RE/MAX makes $55 million deal to settle commission lawsuits
The settlement agreement leaves NAR, HomeServices of America and Keller Williams as defendants with an Oct. 16 trial date looming.
- RE/MAX’s settlement agreement covers both the Sitzer/Burnett and Moehrl cases.
- Along with paying $55 million, RE/MAX will also make “massive changes” to its practices around buyer agent commissions.
- NAR said on Monday that it is standing by its plans to fight the lawsuit to the end.
RE/MAX is the latest brokerage company to settle a pair of major buyer agent commission lawsuits, further reducing the number of defendants heading to trial.
In court documents filed on Sept. 18, RE/MAX indicated it had reached a settlement agreement with the plaintiffs in both the Sitzer/Burnett and the Moehrl class action cases.

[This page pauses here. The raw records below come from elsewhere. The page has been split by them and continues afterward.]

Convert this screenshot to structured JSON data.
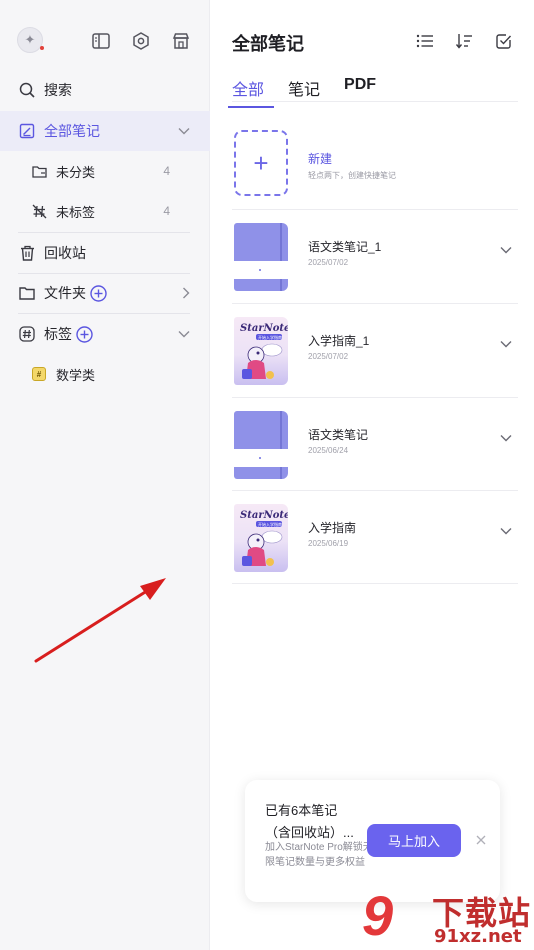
{
  "sidebar": {
    "avatar_glyph": "✦",
    "items": {
      "search": "搜索",
      "all_notes": "全部笔记",
      "uncategorized": "未分类",
      "uncategorized_count": "4",
      "untagged": "未标签",
      "untagged_count": "4",
      "trash": "回收站",
      "folders": "文件夹",
      "tags": "标签",
      "tag_math": "数学类"
    },
    "tag_badge": "#"
  },
  "header": {
    "title": "全部笔记"
  },
  "tabs": [
    "全部",
    "笔记",
    "PDF"
  ],
  "new_note": {
    "plus": "+",
    "title": "新建",
    "hint": "轻点两下，创建快捷笔记"
  },
  "notes": [
    {
      "name": "语文类笔记_1",
      "date": "2025/07/02",
      "cover": "plain"
    },
    {
      "name": "入学指南_1",
      "date": "2025/07/02",
      "cover": "art"
    },
    {
      "name": "语文类笔记",
      "date": "2025/06/24",
      "cover": "plain"
    },
    {
      "name": "入学指南",
      "date": "2025/06/19",
      "cover": "art"
    }
  ],
  "cover_art_text": {
    "brand": "StarNote",
    "caption": "开始入学指南"
  },
  "promo": {
    "line1": "已有6本笔记",
    "line2": "（含回收站）...",
    "desc": "加入StarNote Pro解锁无限笔记数量与更多权益",
    "join": "马上加入",
    "close": "×"
  },
  "watermark": {
    "logo": "9",
    "brand": "下载站",
    "url": "91xz.net"
  },
  "colors": {
    "accent": "#5b56e0",
    "button": "#6a63ee",
    "arrow": "#d81e1e"
  }
}
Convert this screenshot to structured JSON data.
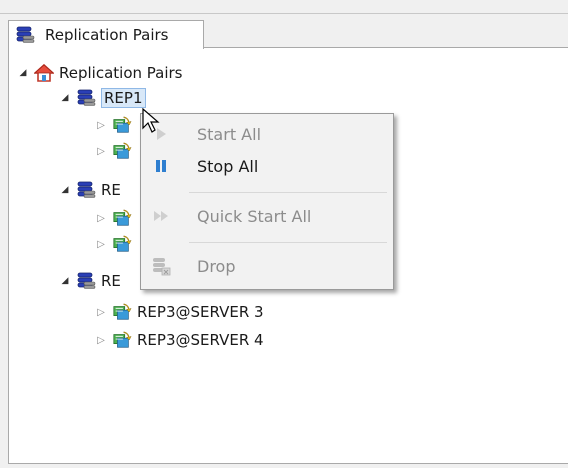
{
  "tab": {
    "label": "Replication Pairs"
  },
  "tree": {
    "root": "Replication Pairs",
    "rep1": "REP1",
    "rep2_partial": "RE",
    "rep3_partial": "RE",
    "rep3_children": [
      "REP3@SERVER 3",
      "REP3@SERVER 4"
    ]
  },
  "context_menu": {
    "items": [
      {
        "label": "Start All",
        "enabled": false,
        "icon": "play-icon"
      },
      {
        "label": "Stop All",
        "enabled": true,
        "icon": "pause-icon"
      },
      {
        "label": "Quick Start All",
        "enabled": false,
        "icon": "fast-forward-icon"
      },
      {
        "label": "Drop",
        "enabled": false,
        "icon": "drop-database-icon"
      }
    ]
  },
  "colors": {
    "selection": "#d8e8f8",
    "menu_bg": "#f2f2f2",
    "pause_blue": "#2f7fd0"
  }
}
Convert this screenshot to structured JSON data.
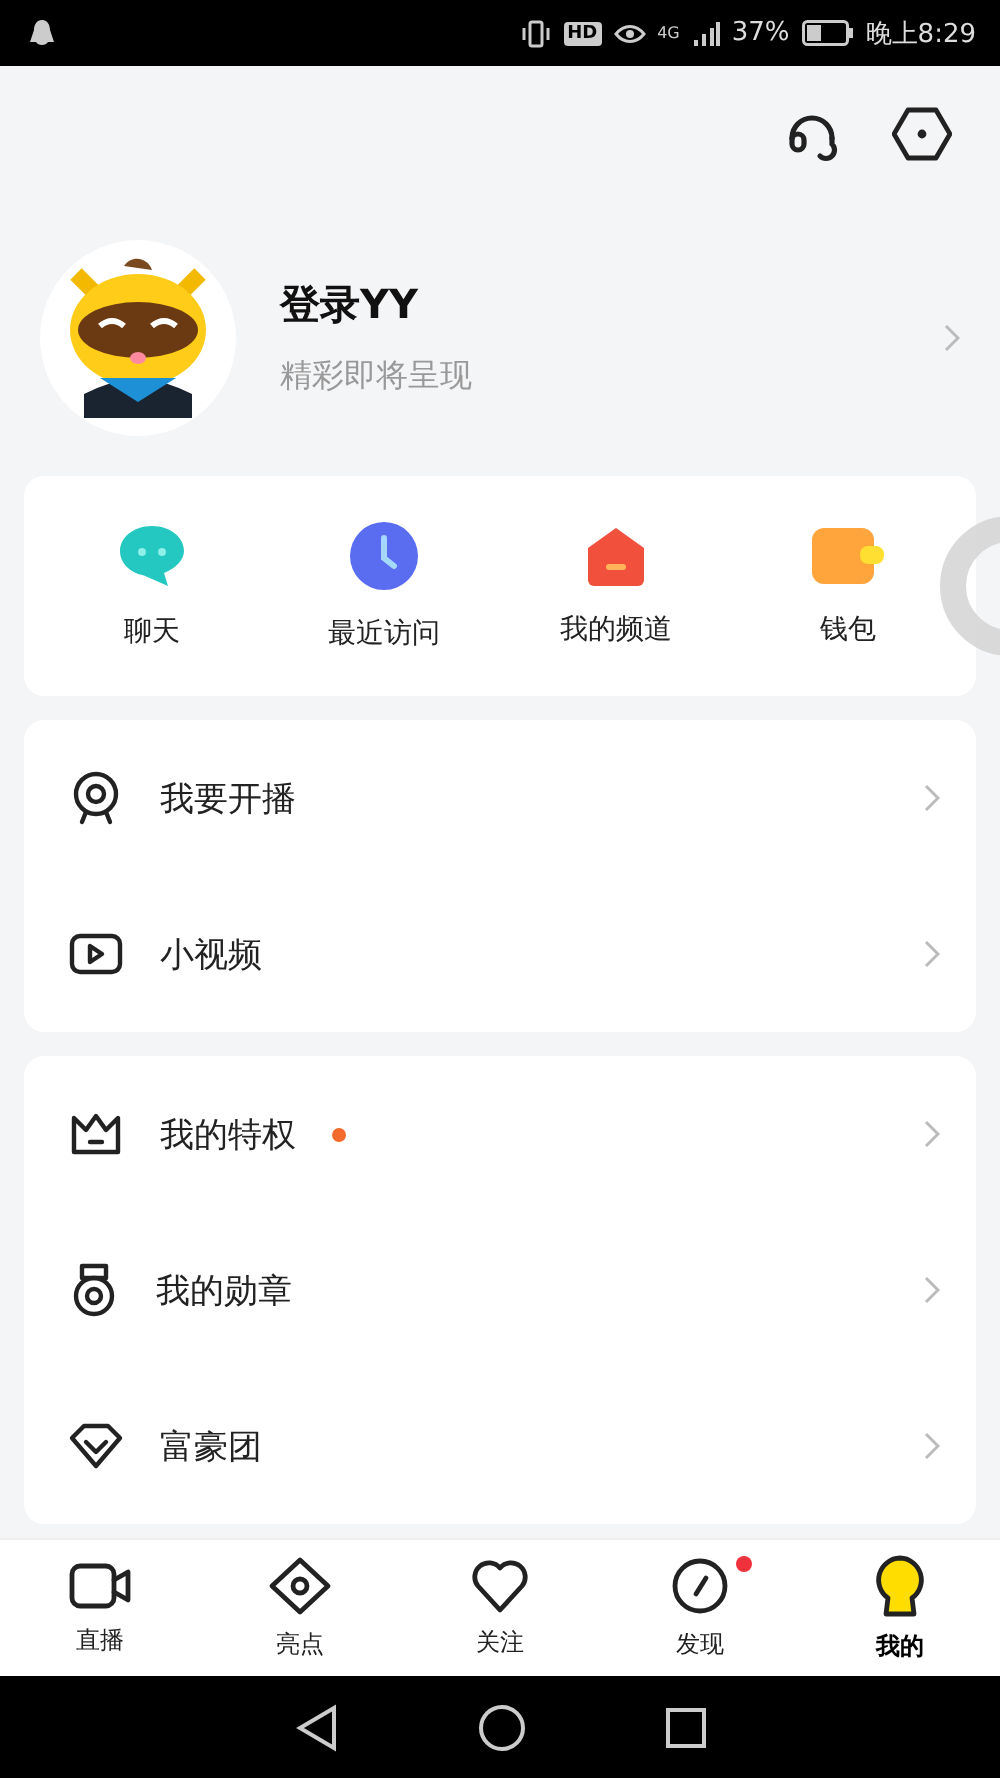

The settlements are subject to the judges' approval.
According to an SEC filing also submitted on Sept. 18, RE/MAX has agreed to pay $55 million to settle the lawsuits, and the company will be making changes to its buyer-broker compensation practices. The SEC filing did not include specific details about how the brokerage intends to revise its business practices.
With RE/MAX and Anywhere Real Estate both settling, the National Association of Realtors, HomeServices of America and Keller Williams are the remaining defendants in both cases. The Sitzer/Burnett trial is set to begin Oct. 16, while a court date has not been finalized for Moehrl.
Michael Ketchmark, lead attorney for the plaintiffs in the Sitzer/Burnett case, said they were pleased with the settlement. The monetary figure was based on RE/MAX's ability to pay. Anywhere, which saw significantly higher revenue than RE/MAX last quarter, agreed to pay $83.5 million to settle the Moehrl case alone.
"The biggest part of the settlement is the massive changes to RE/MAX's business practices. The time has now come for Home Services of America, NAR, and Keller Williams to admit they are wrong in continuing to force home sellers to pay buyer's commissions," Ketchmark said.
"Our experts have shown that NAR's anti-competitive rules result in doubling the cost of commissions in the United States. The jury trial in federal court for the Western District of Missouri is only four weeks away. Unless Home Services, NAR, and Keller Williams finally admit they are wrong and change their ways, we will ask the jury to return the money to the 250,000 homeowners in Missouri who were victims of this alleged conspiracy," Ketchmark added.
Real Estate News reached out to RE/MAX and the remaining defendants for comment.
In a statement, RE/MAX rejected the claims made by the plaintiffs in the two cases but said the settlement would serve the company by "removing the uncertainty of ongoing litigation."
"While RE/MAX, LLC steadfastly refutes the allegations presented in the lawsuits, this forward-looking decision was made in the best interest of RE/MAX, LLC, its agents and its franchisees, after carefully considering the significant risks and costs associated with continued litigation," a spokesperson said.
After Anywhere announced it had settled earlier this month, NAR said it was committed to arguing its case in court.
"The practice of the listing broker paying the buyer broker's compensation saves sellers time and money by having so many buyer brokers participating in that local marketplace and thus creates a larger pool of buyers for sellers," said Mantill Willimas, vice president of communications for NAR, in response to news of the Anywhere settlement.
"For buyers, these marketplaces save them the burden of extra costs at closing, enable them to receive professional representation and make homeownership possible for more people."
When reached for comment on Sept. 18, a spokesman for NAR reiterated that the association plans to press forward.
Keller Williams is not commenting on the most recent settlement. HomeServices of America did not immediately respond to a request for comment.
Both cases have the potential to upend how buyer agents are paid. The lawsuits claim NAR and others participated in anticompetitive practices by forcing sellers into a system where they pay a commission that is split between buyer and seller agents. The plaintiffs believe this system has led to inflated buyer agent fees to the detriment of home sellers, and they argue that homebuyers should pay for their own agents.
NAR and the other defendants counter that the current system "provides transparency and market-driven pricing options for home buyers and sellers," according to NAR spokesman Wes Shaw.
If the plaintiffs prevail, agent compensation will fundamentally change, MLSs — in addition to brokerage companies — may have to alter the way they do business, and the defendants could have to pay out a massive amount in damages.
Because of the size of the cases and the likelihood of appeals, it may take years before a final outcome is reached.